British Impersonator – Hoxton Moto XS650 Scrambler
Every self-respecting motorcycle aficionado knows of the Yamaha XS650. Built by the Japanese to take on British motorcycle manufacturers it featured the most advanced engine design of its time. The bike’s 650cc parallel-twin was also built tough and often praised for its bulletproof reliability. Yamaha kept the XS650 in production for 17 glorious years from ’68 through to ’85 and they sold them in droves worldwide. For a long time, the XS650 was also the poster child of the custom scene, before earlier model bikes like the SR500 stole the spotlight.
Hoxton Moto is a film production company that focuses on two-wheeled content. Building custom bikes is both part of the job and a passion shared by all members of the team. For their latest custom build, Shaun Fenton and the Hoxton team happened to choose a 1981 Yamaha XS650 donor. “We always had a desire to build a custom bike from the classic Yamaha XS650,” says Shaun. “The appeal was its old school looks and its famed robust parallel-twin engine.” As for which direction they would take the build, they decided to channel Yamaha’s original idea which was to create a machine inspired by classic British bikes.

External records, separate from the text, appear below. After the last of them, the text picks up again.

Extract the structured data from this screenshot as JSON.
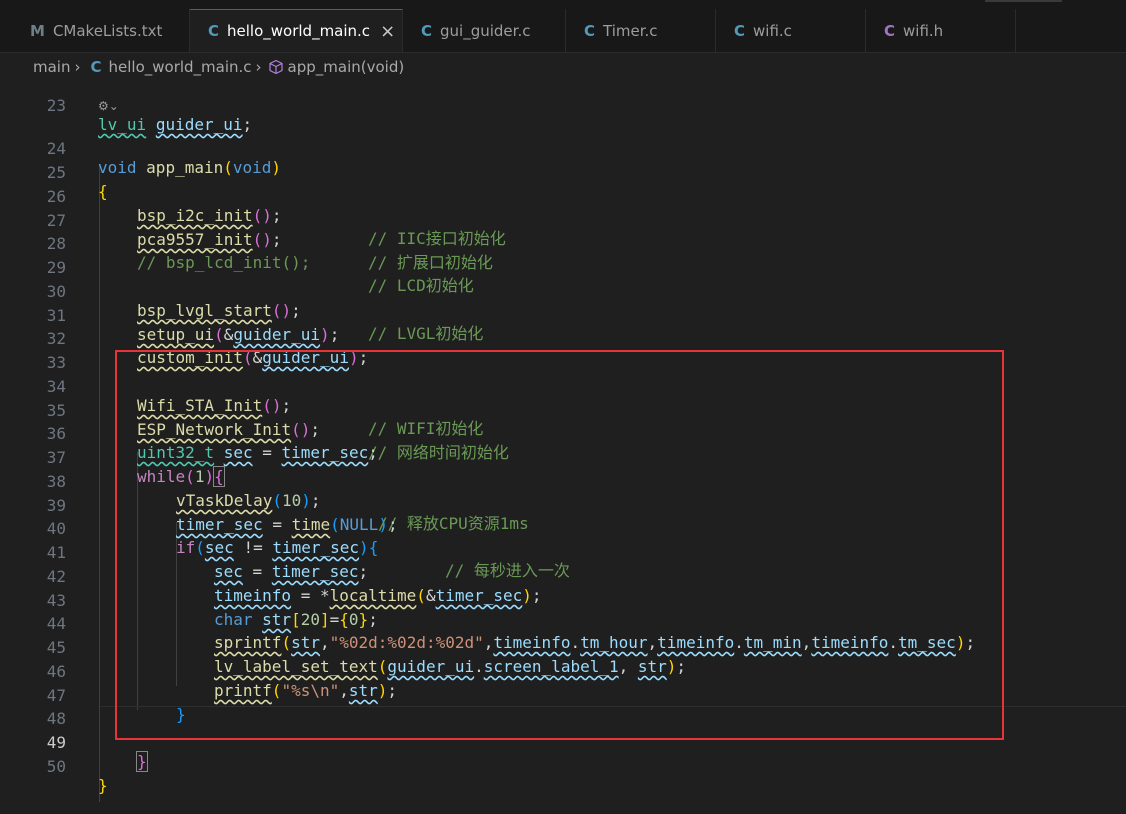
{
  "tabs": [
    {
      "icon": "M",
      "label": "CMakeLists.txt",
      "color": "#6d8086"
    },
    {
      "icon": "C",
      "label": "hello_world_main.c",
      "color": "#519aba",
      "active": true
    },
    {
      "icon": "C",
      "label": "gui_guider.c",
      "color": "#519aba"
    },
    {
      "icon": "C",
      "label": "Timer.c",
      "color": "#519aba"
    },
    {
      "icon": "C",
      "label": "wifi.c",
      "color": "#519aba"
    },
    {
      "icon": "C",
      "label": "wifi.h",
      "color": "#a074c4"
    }
  ],
  "close_glyph": "×",
  "breadcrumb": {
    "folder": "main",
    "file_icon": "C",
    "file": "hello_world_main.c",
    "symbol": "app_main(void)"
  },
  "codelens": "⚙︎⌄",
  "line_numbers": [
    "23",
    "24",
    "25",
    "26",
    "27",
    "28",
    "29",
    "30",
    "31",
    "32",
    "33",
    "34",
    "35",
    "36",
    "37",
    "38",
    "39",
    "40",
    "41",
    "42",
    "43",
    "44",
    "45",
    "46",
    "47",
    "48",
    "49",
    "50"
  ],
  "code": {
    "l23": {
      "a": "lv_ui",
      "b": "guider_ui",
      "c": ";"
    },
    "l24": {
      "a": "void",
      "b": "app_main",
      "c": "(",
      "d": "void",
      "e": ")"
    },
    "l25": {
      "a": "{"
    },
    "l26": {
      "a": "bsp_i2c_init",
      "b": "()",
      "c": ";",
      "d": "// IIC接口初始化"
    },
    "l27": {
      "a": "pca9557_init",
      "b": "()",
      "c": ";",
      "d": "// 扩展口初始化"
    },
    "l28": {
      "a": "// bsp_lcd_init();",
      "d": "// LCD初始化"
    },
    "l30": {
      "a": "bsp_lvgl_start",
      "b": "()",
      "c": ";",
      "d": "// LVGL初始化"
    },
    "l31": {
      "a": "setup_ui",
      "b": "(",
      "c": "&",
      "d": "guider_ui",
      "e": ")",
      "f": ";"
    },
    "l32": {
      "a": "custom_init",
      "b": "(",
      "c": "&",
      "d": "guider_ui",
      "e": ")",
      "f": ";"
    },
    "l34": {
      "a": "Wifi_STA_Init",
      "b": "()",
      "c": ";",
      "d": "// WIFI初始化"
    },
    "l35": {
      "a": "ESP_Network_Init",
      "b": "()",
      "c": ";",
      "d": "// 网络时间初始化"
    },
    "l36": {
      "a": "uint32_t",
      "b": "sec",
      "c": " = ",
      "d": "timer_sec",
      "e": ";"
    },
    "l37": {
      "a": "while",
      "b": "(",
      "c": "1",
      "d": ")",
      "e": "{"
    },
    "l38": {
      "a": "vTaskDelay",
      "b": "(",
      "c": "10",
      "d": ")",
      "e": ";",
      "f": "// 释放CPU资源1ms"
    },
    "l39": {
      "a": "timer_sec",
      "b": " = ",
      "c": "time",
      "d": "(",
      "e": "NULL",
      "f": ")",
      "g": ";"
    },
    "l40": {
      "a": "if",
      "b": "(",
      "c": "sec",
      "d": " != ",
      "e": "timer_sec",
      "f": ")",
      "g": "{",
      "h": "// 每秒进入一次"
    },
    "l41": {
      "a": "sec",
      "b": " = ",
      "c": "timer_sec",
      "d": ";"
    },
    "l42": {
      "a": "timeinfo",
      "b": " = *",
      "c": "localtime",
      "d": "(",
      "e": "&",
      "f": "timer_sec",
      "g": ")",
      "h": ";"
    },
    "l43": {
      "a": "char",
      "b": "str",
      "c": "[",
      "d": "20",
      "e": "]",
      "f": "=",
      "g": "{",
      "h": "0",
      "i": "}",
      "j": ";"
    },
    "l44": {
      "a": "sprintf",
      "b": "(",
      "c": "str",
      "d": ",",
      "e": "\"%02d:%02d:%02d\"",
      "f": ",",
      "g": "timeinfo",
      "h": ".",
      "i": "tm_hour",
      "j": ",",
      "k": "timeinfo",
      "l": ".",
      "m": "tm_min",
      "n": ",",
      "o": "timeinfo",
      "p": ".",
      "q": "tm_sec",
      "r": ")",
      "s": ";"
    },
    "l45": {
      "a": "lv_label_set_text",
      "b": "(",
      "c": "guider_ui",
      "d": ".",
      "e": "screen_label_1",
      "f": ", ",
      "g": "str",
      "h": ")",
      "i": ";"
    },
    "l46": {
      "a": "printf",
      "b": "(",
      "c": "\"%s\\n\"",
      "d": ",",
      "e": "str",
      "f": ")",
      "g": ";"
    },
    "l47": {
      "a": "}"
    },
    "l49": {
      "a": "}"
    },
    "l50": {
      "a": "}"
    }
  },
  "colors": {
    "highlight_box": "#e8333a",
    "accent": "#0078d4"
  }
}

“We found a 1981 donor bike, which had already been ravished. Its previous incarnation was a Ratty Brat bike, so this wasn’t going to be its first rodeo. Firstly, we needed to lose the sinister, gnarly matt black, ‘scare the children’ look and create a handsome, glossy, ‘mother would approve’ ride. During the initial strip down we removed the mandatory tombstone seat, Howitzer exhaust and broomstick handlebars and began to imagine the design specifics.”
To streamline the bike’s exhaust Hoxton acquired a set of Royal Enfield Bullet silencers. To mount these to the bike Kevin at Zero Exhausts fabricated a set of bespoke headers and downpipes. Finding a balance between achieving your desired outcome and not breaking the bank is an important part of any build and one Hoxton took very seriously. So to keep costs down they went with the XS650’s original rims and its rear drum and twin disc front brakes.

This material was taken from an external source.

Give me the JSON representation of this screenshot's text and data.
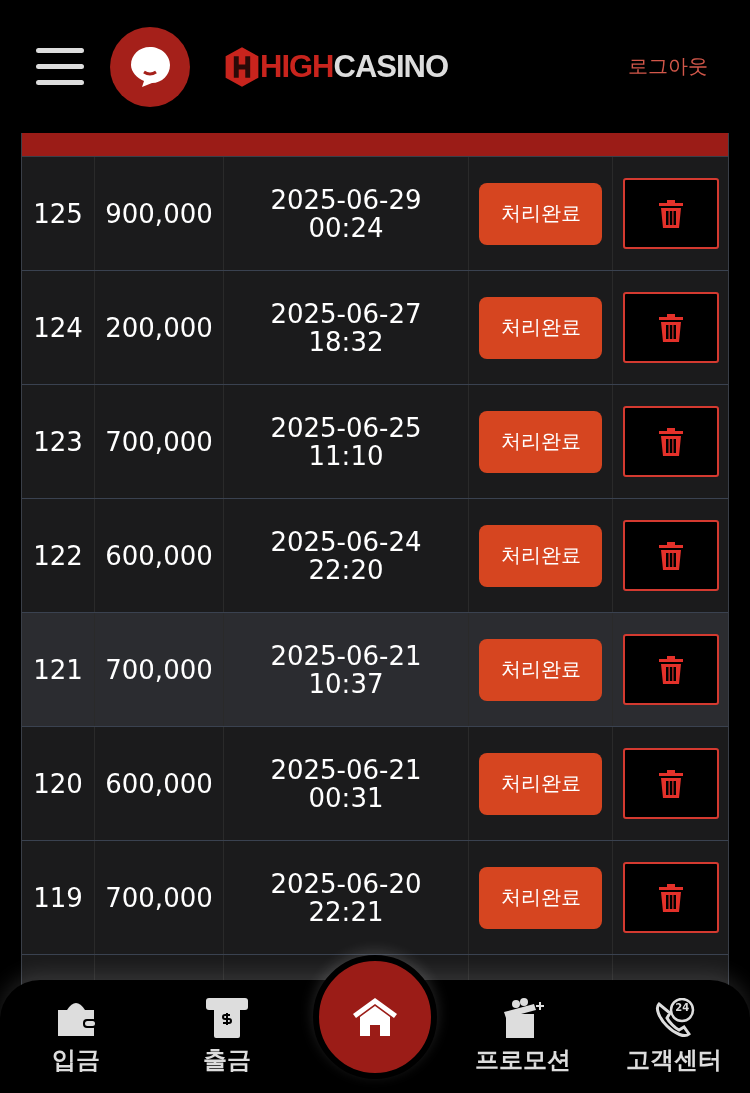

“We sourced a chrome rear mudguard at an auto-jumble – which we adapted to fit,” Shaun recalls “Then, we fabricated the brackets for a pork-pie rear light and number plate mount.” The bike’s handlebars were literally taken from a bike that influenced the direction of this build, a US Spec Triumph, which were given a tidy up before installing them on the Yamaha. The cast alloy Yamaha switchgear was buffed to a mirror shine, aftermarket “old school” grips fitted and all the wiring run internally through the bars for an impeccably clean finish.

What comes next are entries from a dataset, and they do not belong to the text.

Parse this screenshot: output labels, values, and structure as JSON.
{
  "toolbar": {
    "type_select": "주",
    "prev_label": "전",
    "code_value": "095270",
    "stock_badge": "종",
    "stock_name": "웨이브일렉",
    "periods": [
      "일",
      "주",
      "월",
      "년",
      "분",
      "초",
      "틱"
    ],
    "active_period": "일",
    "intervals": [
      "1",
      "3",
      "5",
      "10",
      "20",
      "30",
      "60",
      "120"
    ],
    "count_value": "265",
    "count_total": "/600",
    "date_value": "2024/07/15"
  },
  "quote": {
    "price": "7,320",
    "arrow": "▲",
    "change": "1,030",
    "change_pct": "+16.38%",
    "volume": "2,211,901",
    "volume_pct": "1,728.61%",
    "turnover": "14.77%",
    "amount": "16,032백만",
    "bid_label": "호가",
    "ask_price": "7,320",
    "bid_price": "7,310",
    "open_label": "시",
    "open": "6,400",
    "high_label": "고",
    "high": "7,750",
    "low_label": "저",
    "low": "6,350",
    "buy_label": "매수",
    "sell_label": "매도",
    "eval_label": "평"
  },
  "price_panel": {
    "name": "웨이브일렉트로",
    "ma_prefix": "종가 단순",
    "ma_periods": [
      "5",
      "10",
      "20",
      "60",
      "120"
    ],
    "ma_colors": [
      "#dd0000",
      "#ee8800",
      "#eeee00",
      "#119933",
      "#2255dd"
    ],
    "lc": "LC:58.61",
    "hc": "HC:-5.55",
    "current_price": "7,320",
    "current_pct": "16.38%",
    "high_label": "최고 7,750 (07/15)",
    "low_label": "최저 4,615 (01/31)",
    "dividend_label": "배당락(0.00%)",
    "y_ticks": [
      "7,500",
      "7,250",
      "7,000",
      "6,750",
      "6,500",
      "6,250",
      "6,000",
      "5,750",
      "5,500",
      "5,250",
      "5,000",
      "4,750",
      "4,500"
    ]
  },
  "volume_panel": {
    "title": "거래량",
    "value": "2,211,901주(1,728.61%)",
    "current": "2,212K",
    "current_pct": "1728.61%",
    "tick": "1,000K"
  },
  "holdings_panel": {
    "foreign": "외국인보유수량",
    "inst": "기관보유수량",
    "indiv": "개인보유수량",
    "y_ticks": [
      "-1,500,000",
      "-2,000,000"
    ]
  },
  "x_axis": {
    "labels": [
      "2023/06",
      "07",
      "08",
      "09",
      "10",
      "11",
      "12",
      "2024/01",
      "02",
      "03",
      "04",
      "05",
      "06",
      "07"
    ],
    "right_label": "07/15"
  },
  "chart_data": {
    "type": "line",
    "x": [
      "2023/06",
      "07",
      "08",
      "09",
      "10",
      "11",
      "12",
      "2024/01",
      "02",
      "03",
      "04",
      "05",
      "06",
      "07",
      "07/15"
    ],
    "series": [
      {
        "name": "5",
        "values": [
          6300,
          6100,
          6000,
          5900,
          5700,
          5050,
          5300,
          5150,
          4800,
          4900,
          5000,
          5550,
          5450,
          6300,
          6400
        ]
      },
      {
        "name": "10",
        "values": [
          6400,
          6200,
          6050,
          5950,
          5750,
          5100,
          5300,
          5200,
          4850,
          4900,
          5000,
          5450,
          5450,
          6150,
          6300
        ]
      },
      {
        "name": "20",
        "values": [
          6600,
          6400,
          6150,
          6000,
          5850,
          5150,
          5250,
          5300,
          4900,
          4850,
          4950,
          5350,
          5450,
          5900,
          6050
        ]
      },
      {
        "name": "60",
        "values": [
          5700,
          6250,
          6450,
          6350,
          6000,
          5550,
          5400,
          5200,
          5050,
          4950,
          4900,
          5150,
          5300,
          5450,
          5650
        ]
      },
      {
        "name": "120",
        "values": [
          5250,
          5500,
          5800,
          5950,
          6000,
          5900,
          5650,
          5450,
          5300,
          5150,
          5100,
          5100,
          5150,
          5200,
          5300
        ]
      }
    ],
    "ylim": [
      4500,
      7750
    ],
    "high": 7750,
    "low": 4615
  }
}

The original plus-sized XS650 headlight and instrument cluster are gone, replaced by a small chrome bodied headlight sitting in custom made stainless brackets and a smaller aftermarket speedometer. “With a fair amount of shaping with modelling foam, we fashioned a snug pillion seat and made the seat pan. We then dispatched the seat to the talented Glenn Moger to be upholstered in black with white piping,” says Shaun. “The airbox had already been removed and was running pod type filters. For a bit of fabrication bling, we made a pair of stainless steel slash air intakes and mounted them through the side panels with rivetted hand-whittled metal trims.”
To finish things up Hoxton treated their XS650 to a complete rewire, ditching any redundant excess and relocating everything out of sight. As for the paint they settled on an iconic scheme from Yamaha’s past, red and white striped livery, which also has similarities to a scheme seen on Bonnevilles of the ’60s.
“During the road test we noticed the motor was burning oil,” says Shaun, which was a huge setback, but not enough to deter them from reaching their goal. “We had no choice but to dismantle the entire bike. We reluctantly removed the engine, stripped the top-end and reconditioned it with new rings, valve seals and gaskets.” Thankfully with the motor reinstalled the XS was once again a healthy and a “non-smoker.”
“Apart from a few inspired deviations, it is very close to our original design,” says Shaun. “The ride feels nostalgic, hearty and laid-back – yet, at times, encourages a respectful spanking.”
While Hoxton’s XS650 may not be as blatantly customised as other bikes that grace these pages, this build is right up our ally. By applying just the right amount of custom tweaks Hoxton has created a one of a kind ride that many would incorrectly assume as a beautifully restored original. We hope Shaun and his team will take such misconceptions as flattering compliments.